Doe said church officials explained that support includes acts like displaying a same-gender couple’s photograph or attending a same-gender wedding. Similar bans are included against abortion, artificial insemination, in-vitro fertilization, and surrogate parenthood. Employees are also expected to support the bishop.

The diocese denied the new document is a change, saying it communicates “longstanding expectations,” but a number of employees believe this move is an inappropriate intrusion into their lives. Doe said church workers were made to understand they would be signing onto this mission document if they signed the new contract, although the text of the mission document is not included in the contract text. Doe explained:

” ‘What I do with my private life should be between me and my family. . .the Church is something that I go to, to look for faith. . .So telling me who I can and can’t be social with, basically with same sex marriage, even within my family or friends, it’s not right. . .

” ‘It hurts. . .We all carry ourselves in a professional manner and as Catholics—everybody sins in the world—no one is perfect out there. I don’t know how you could find one person who could follow that entire doctrine and have enough people to employ in one school, let alone 10, 15 schools.’ “

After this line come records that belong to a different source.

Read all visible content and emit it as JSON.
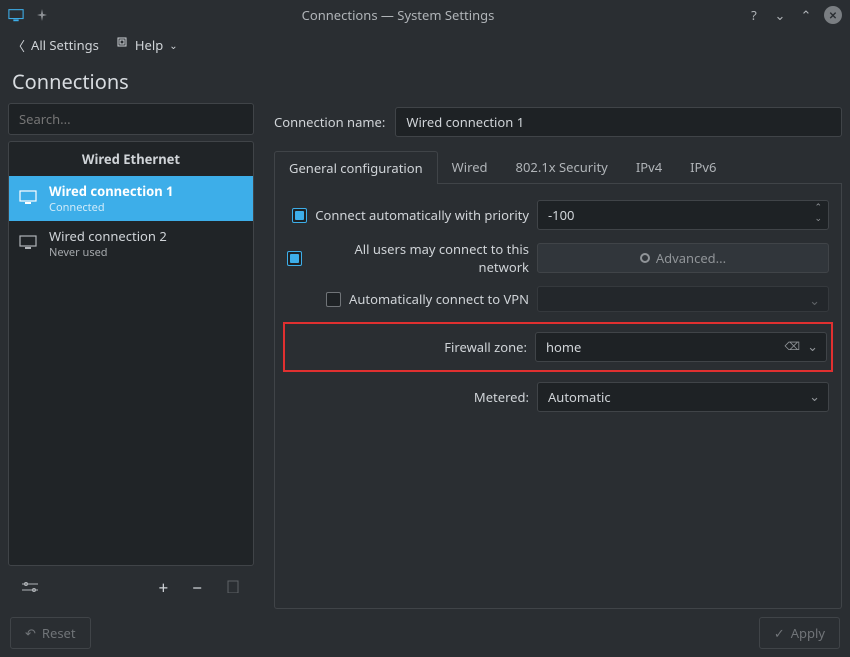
{
  "window": {
    "title": "Connections — System Settings"
  },
  "toolbar": {
    "back_label": "All Settings",
    "help_label": "Help"
  },
  "page": {
    "title": "Connections"
  },
  "sidebar": {
    "search_placeholder": "Search...",
    "section_header": "Wired Ethernet",
    "items": [
      {
        "name": "Wired connection 1",
        "status": "Connected",
        "selected": true
      },
      {
        "name": "Wired connection 2",
        "status": "Never used",
        "selected": false
      }
    ]
  },
  "form": {
    "connection_name_label": "Connection name:",
    "connection_name_value": "Wired connection 1",
    "tabs": [
      "General configuration",
      "Wired",
      "802.1x Security",
      "IPv4",
      "IPv6"
    ],
    "active_tab": 0,
    "auto_connect_label": "Connect automatically with priority",
    "auto_connect_checked": true,
    "priority_value": "-100",
    "all_users_label": "All users may connect to this network",
    "all_users_checked": true,
    "advanced_label": "Advanced...",
    "auto_vpn_label": "Automatically connect to VPN",
    "auto_vpn_checked": false,
    "firewall_label": "Firewall zone:",
    "firewall_value": "home",
    "metered_label": "Metered:",
    "metered_value": "Automatic"
  },
  "footer": {
    "reset_label": "Reset",
    "apply_label": "Apply"
  }
}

Doe said she would not sign the new mission document even if it risked her job, and she said many colleagues were weighing their options because they disagree sharply with the document’s intrusive language. Similar new changes in other dioceses have caused many teachers in Catholic schools to lose their jobs in the last couple years. Contractual shifts have been reported in at least six dioceses.  Before releasing the new contracts in April, the Diocese of Fort Wayne-South Bend should be cautious about whether a demand for explicit assent to micro-managed morality is worth losing highly committed and qualified church workers.

For Bondings 2.0‘s full coverage of these stories, and other LGBT-related church worker disputes, click the ‘Employment Issues‘ category to the right or here. You can click here to find a full listing of the more than 60 incidents since 2007 where church workers have lost their jobs over LGBT identity, same-sex marriages, or public support for equality.

–Bob Shine, New Ways Ministry